_Problem description_
Using the data below, gather each line that includes the word "title".

=== Information given ===

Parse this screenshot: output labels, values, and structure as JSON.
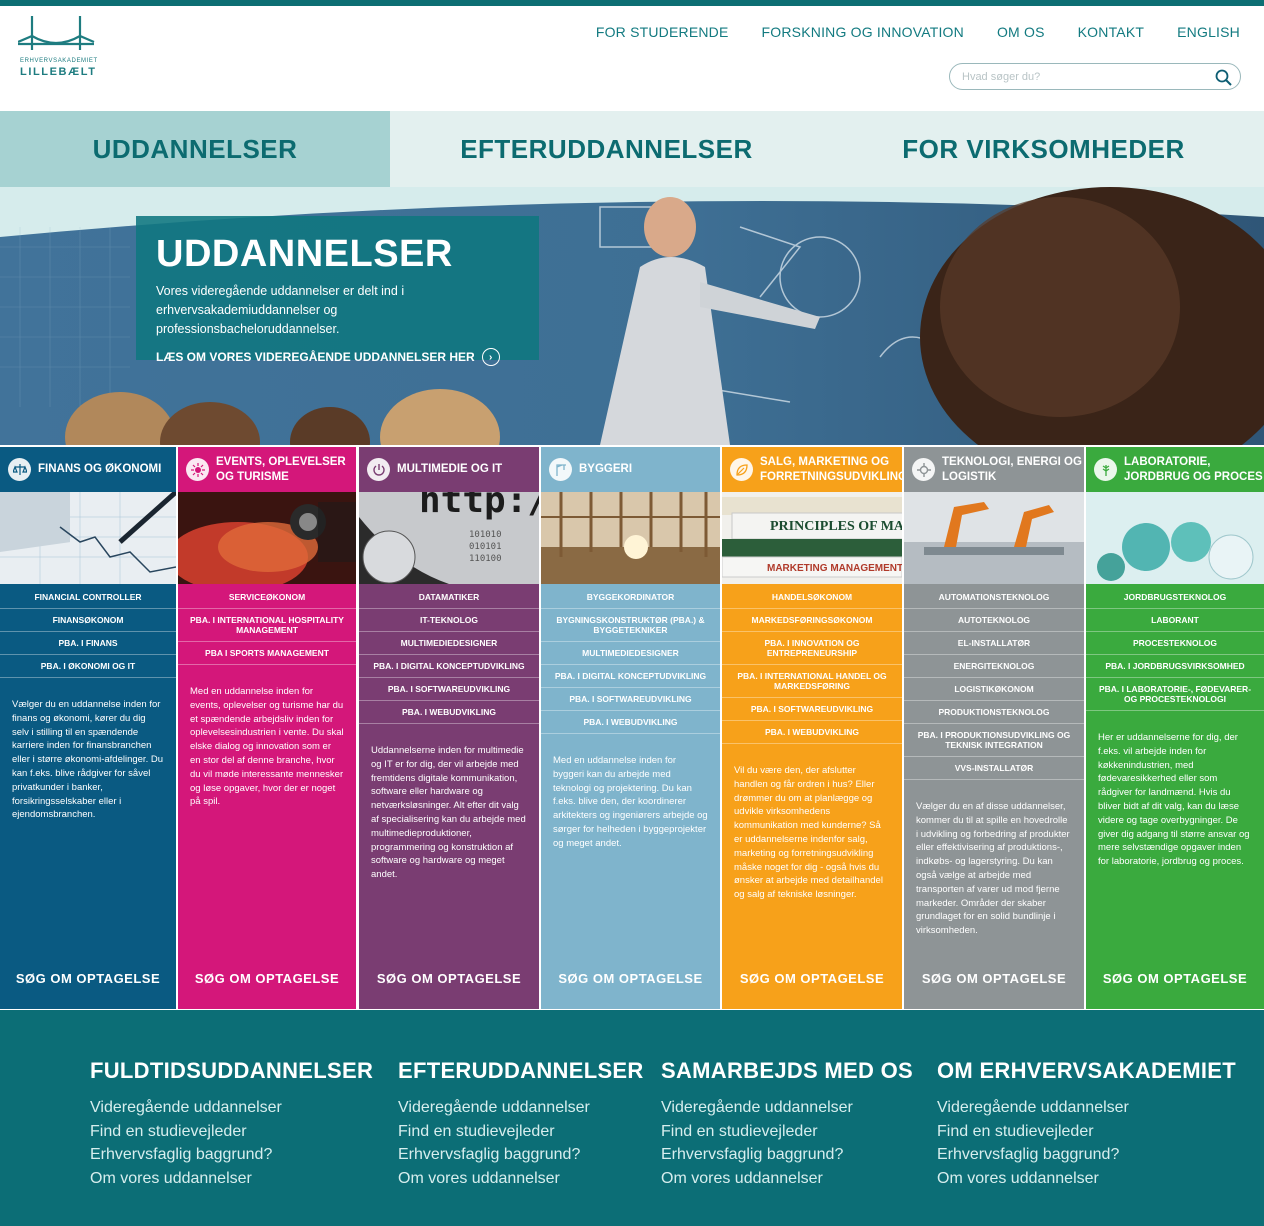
{
  "header": {
    "logo_small": "ERHVERVSAKADEMIET",
    "logo_big": "LILLEBÆLT",
    "nav": [
      "FOR STUDERENDE",
      "FORSKNING OG INNOVATION",
      "OM OS",
      "KONTAKT",
      "ENGLISH"
    ],
    "search_placeholder": "Hvad søger du?"
  },
  "tabs": [
    "UDDANNELSER",
    "EFTERUDDANNELSER",
    "FOR VIRKSOMHEDER"
  ],
  "hero": {
    "title": "UDDANNELSER",
    "text": "Vores videregående uddannelser er delt ind i erhvervsakademiuddannelser og professionsbacheloruddannelser.",
    "link": "LÆS OM VORES VIDEREGÅENDE UDDANNELSER HER"
  },
  "columns": [
    {
      "title": "FINANS OG ØKONOMI",
      "color": "#0a5a82",
      "items": [
        "FINANCIAL CONTROLLER",
        "FINANSØKONOM",
        "PBA. I FINANS",
        "PBA. I ØKONOMI OG IT"
      ],
      "desc": "Vælger du en uddannelse inden for finans og økonomi, kører du dig selv i stilling til en spændende karriere inden for finansbranchen eller i større økonomi-afdelinger. Du kan f.eks. blive rådgiver for såvel privatkunder i banker, forsikringsselskaber eller i ejendomsbranchen.",
      "cta": "SØG OM OPTAGELSE"
    },
    {
      "title": "EVENTS, OPLEVELSER OG TURISME",
      "color": "#d4177a",
      "items": [
        "SERVICEØKONOM",
        "PBA. I INTERNATIONAL HOSPITALITY MANAGEMENT",
        "PBA I SPORTS MANAGEMENT"
      ],
      "desc": "Med en uddannelse inden for events, oplevelser og turisme har du et spændende arbejdsliv inden for oplevelsesindustrien i vente. Du skal elske dialog og innovation som er en stor del af denne branche, hvor du vil møde interessante mennesker og løse opgaver, hvor der er noget på spil.",
      "cta": "SØG OM OPTAGELSE"
    },
    {
      "title": "MULTIMEDIE OG IT",
      "color": "#7a3d72",
      "items": [
        "DATAMATIKER",
        "IT-TEKNOLOG",
        "MULTIMEDIEDESIGNER",
        "PBA. I DIGITAL KONCEPTUDVIKLING",
        "PBA. I SOFTWAREUDVIKLING",
        "PBA. I WEBUDVIKLING"
      ],
      "desc": "Uddannelserne inden for multimedie og IT er for dig, der vil arbejde med fremtidens digitale kommunikation, software eller hardware og netværksløsninger. Alt efter dit valg af specialisering kan du arbejde med multimedieproduktioner, programmering og konstruktion af software og hardware og meget andet.",
      "cta": "SØG OM OPTAGELSE"
    },
    {
      "title": "BYGGERI",
      "color": "#7fb4cc",
      "items": [
        "BYGGEKORDINATOR",
        "BYGNINGSKONSTRUKTØR (PBA.) & BYGGETEKNIKER",
        "MULTIMEDIEDESIGNER",
        "PBA. I DIGITAL KONCEPTUDVIKLING",
        "PBA. I SOFTWAREUDVIKLING",
        "PBA. I WEBUDVIKLING"
      ],
      "desc": "Med en uddannelse inden for byggeri kan du arbejde med teknologi og projektering. Du kan f.eks. blive den, der koordinerer arkitekters og ingeniørers arbejde og sørger for helheden i byggeprojekter og meget andet.",
      "cta": "SØG OM OPTAGELSE"
    },
    {
      "title": "SALG, MARKETING OG FORRETNINGSUDVIKLING",
      "color": "#f7a11a",
      "items": [
        "HANDELSØKONOM",
        "MARKEDSFØRINGSØKONOM",
        "PBA. I INNOVATION OG ENTREPRENEURSHIP",
        "PBA. I INTERNATIONAL HANDEL OG MARKEDSFØRING",
        "PBA. I SOFTWAREUDVIKLING",
        "PBA. I WEBUDVIKLING"
      ],
      "desc": "Vil du være den, der afslutter handlen og får ordren i hus? Eller drømmer du om at planlægge og udvikle virksomhedens kommunikation med kunderne? Så er uddannelserne indenfor salg, marketing og forretningsudvikling måske noget for dig - også hvis du ønsker at arbejde med detailhandel og salg af tekniske løsninger.",
      "cta": "SØG OM OPTAGELSE"
    },
    {
      "title": "TEKNOLOGI, ENERGI OG LOGISTIK",
      "color": "#8e9496",
      "items": [
        "AUTOMATIONSTEKNOLOG",
        "AUTOTEKNOLOG",
        "EL-INSTALLATØR",
        "ENERGITEKNOLOG",
        "LOGISTIKØKONOM",
        "PRODUKTIONSTEKNOLOG",
        "PBA. I PRODUKTIONSUDVIKLING OG TEKNISK INTEGRATION",
        "VVS-INSTALLATØR"
      ],
      "desc": "Vælger du en af disse uddannelser, kommer du til at spille en hovedrolle i udvikling og forbedring af produkter eller effektivisering af produktions-, indkøbs- og lagerstyring. Du kan også vælge at arbejde med transporten af varer ud mod fjerne markeder. Områder der skaber grundlaget for en solid bundlinje i virksomheden.",
      "cta": "SØG OM OPTAGELSE"
    },
    {
      "title": "LABORATORIE, JORDBRUG OG PROCES",
      "color": "#3aaa3e",
      "items": [
        "JORDBRUGSTEKNOLOG",
        "LABORANT",
        "PROCESTEKNOLOG",
        "PBA. I JORDBRUGSVIRKSOMHED",
        "PBA. I LABORATORIE-, FØDEVARER- OG PROCESTEKNOLOGI"
      ],
      "desc": "Her er uddannelserne for dig, der f.eks. vil arbejde inden for køkkenindustrien, med fødevaresikkerhed eller som rådgiver for landmænd. Hvis du bliver bidt af dit valg, kan du læse videre og tage overbygninger. De giver dig adgang til større ansvar og mere selvstændige opgaver inden for laboratorie, jordbrug og proces.",
      "cta": "SØG OM OPTAGELSE"
    }
  ],
  "footer": [
    {
      "title": "FULDTIDSUDDANNELSER",
      "links": [
        "Videregående uddannelser",
        "Find en studievejleder",
        "Erhvervsfaglig baggrund?",
        "Om vores uddannelser"
      ]
    },
    {
      "title": "EFTERUDDANNELSER",
      "links": [
        "Videregående uddannelser",
        "Find en studievejleder",
        "Erhvervsfaglig baggrund?",
        "Om vores uddannelser"
      ]
    },
    {
      "title": "SAMARBEJDS MED OS",
      "links": [
        "Videregående uddannelser",
        "Find en studievejleder",
        "Erhvervsfaglig baggrund?",
        "Om vores uddannelser"
      ]
    },
    {
      "title": "OM ERHVERVSAKADEMIET",
      "links": [
        "Videregående uddannelser",
        "Find en studievejleder",
        "Erhvervsfaglig baggrund?",
        "Om vores uddannelser"
      ]
    }
  ]
}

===

_Answer for this exercise_
    "title": "UDDANNELSER",
      "title": "FINANS OG ØKONOMI",
      "title": "EVENTS, OPLEVELSER OG TURISME",
      "title": "MULTIMEDIE OG IT",
      "title": "BYGGERI",
      "title": "SALG, MARKETING OG FORRETNINGSUDVIKLING",
      "title": "TEKNOLOGI, ENERGI OG LOGISTIK",
      "title": "LABORATORIE, JORDBRUG OG PROCES",
      "title": "FULDTIDSUDDANNELSER",
      "title": "EFTERUDDANNELSER",
      "title": "SAMARBEJDS MED OS",
      "title": "OM ERHVERVSAKADEMIET",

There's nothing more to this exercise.